* **The task**: Would you reproduce every record exactly, leaving out the pictures?

* **Extracted information**:
● ● ● ●

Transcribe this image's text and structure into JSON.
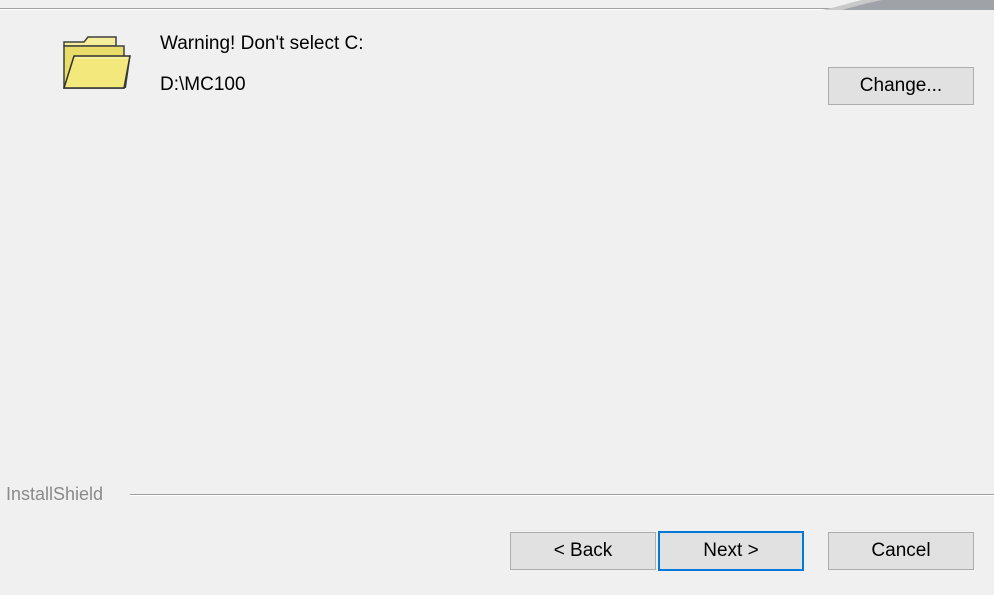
{
  "dialog": {
    "warning_text": "Warning!  Don't select C:",
    "install_path": "D:\\MC100",
    "change_label": "Change...",
    "folder_icon": "open-folder-icon"
  },
  "footer": {
    "brand": "InstallShield",
    "back_label": "< Back",
    "next_label": "Next >",
    "cancel_label": "Cancel"
  },
  "colors": {
    "background": "#f0f0f0",
    "button_face": "#e1e1e1",
    "button_border": "#adadad",
    "default_button_accent": "#0078d7",
    "folder_yellow": "#f2e87c"
  }
}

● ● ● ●

* **Problem solution**:
Transcribe this image's text and structure into JSON.
{
  "dialog": {
    "warning_text": "Warning!  Don't select C:",
    "install_path": "D:\\MC100",
    "change_label": "Change...",
    "folder_icon": "open-folder-icon"
  },
  "footer": {
    "brand": "InstallShield",
    "back_label": "< Back",
    "next_label": "Next >",
    "cancel_label": "Cancel"
  },
  "colors": {
    "background": "#f0f0f0",
    "button_face": "#e1e1e1",
    "button_border": "#adadad",
    "default_button_accent": "#0078d7",
    "folder_yellow": "#f2e87c"
  }
}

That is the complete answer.